Corruption in government procurement processes is a major concern amongst South Africans, as it results in billions of rands of the national budget going down the drain.
Many citizens have decided to do something about it – between our launch in January 2012 to the end of January 2014, we have received 465 reports related to procurement corruption. These are reports that have been confirmed to be corruption, and don’t include the many others submitted by concerned people which have been ruled out as corruption.
To understand more about how the procurement process should work, download our new e-book on corruption in government tendering. This will equip you with the knowledge to recognise irregularities in the process, as we explain how to go about applying for a tender, how government tendering works, how the tender is awarded, the ways in which corruption creeps in to the process, and more.
Budget focus on procurement corruption
Finance minister Pravin Gordhan delivers his budget speech today in Parliament. Expectations are high that he will report back on progress regarding the steps to tackle procurement corruption that he announced last year.

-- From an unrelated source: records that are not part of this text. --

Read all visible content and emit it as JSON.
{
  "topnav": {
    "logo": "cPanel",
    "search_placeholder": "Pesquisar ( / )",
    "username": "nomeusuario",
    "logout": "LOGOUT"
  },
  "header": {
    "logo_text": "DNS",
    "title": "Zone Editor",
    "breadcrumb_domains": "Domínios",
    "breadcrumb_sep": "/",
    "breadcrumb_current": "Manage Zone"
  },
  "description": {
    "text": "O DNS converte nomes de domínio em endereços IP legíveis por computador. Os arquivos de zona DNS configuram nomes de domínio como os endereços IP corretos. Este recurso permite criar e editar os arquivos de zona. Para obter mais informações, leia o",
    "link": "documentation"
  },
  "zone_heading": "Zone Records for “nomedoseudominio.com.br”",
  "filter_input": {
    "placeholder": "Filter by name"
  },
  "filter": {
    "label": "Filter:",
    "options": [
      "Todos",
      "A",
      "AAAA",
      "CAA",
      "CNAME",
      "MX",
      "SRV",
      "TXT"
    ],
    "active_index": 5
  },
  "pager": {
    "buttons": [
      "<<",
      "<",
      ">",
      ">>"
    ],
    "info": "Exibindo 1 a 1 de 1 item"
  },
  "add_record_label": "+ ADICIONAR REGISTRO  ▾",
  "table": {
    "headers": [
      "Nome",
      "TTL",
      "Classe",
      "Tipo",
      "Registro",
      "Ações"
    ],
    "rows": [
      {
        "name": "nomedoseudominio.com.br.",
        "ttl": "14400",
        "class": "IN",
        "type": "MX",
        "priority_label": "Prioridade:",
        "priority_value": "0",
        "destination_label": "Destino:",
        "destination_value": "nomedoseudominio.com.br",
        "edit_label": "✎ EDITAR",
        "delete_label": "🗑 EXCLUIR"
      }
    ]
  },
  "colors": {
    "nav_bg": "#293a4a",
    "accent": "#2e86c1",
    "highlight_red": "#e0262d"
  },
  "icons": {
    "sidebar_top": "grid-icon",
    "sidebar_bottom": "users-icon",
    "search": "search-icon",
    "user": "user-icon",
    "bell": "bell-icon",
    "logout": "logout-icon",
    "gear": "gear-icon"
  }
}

They included the appointment of a chief procurement officer in the Treasury, which would help the department to play a key role in policing the tender process both from a fraud and corruption level, and ensuring that government “gets value for money”.
Gordhan also highlighted the matter of questionable leasing deals, which would be another focus of his department. The two police headquarter leases, for which police commissioner Bheki Cele was suspended, were alone worth R1.6-billion.
The government’s 3 000-odd lease agreements were to be reviewed – this was expected to take a year.
Watch the budget live via web streaming at the parliamentary YouTube channel or on the Treasury website.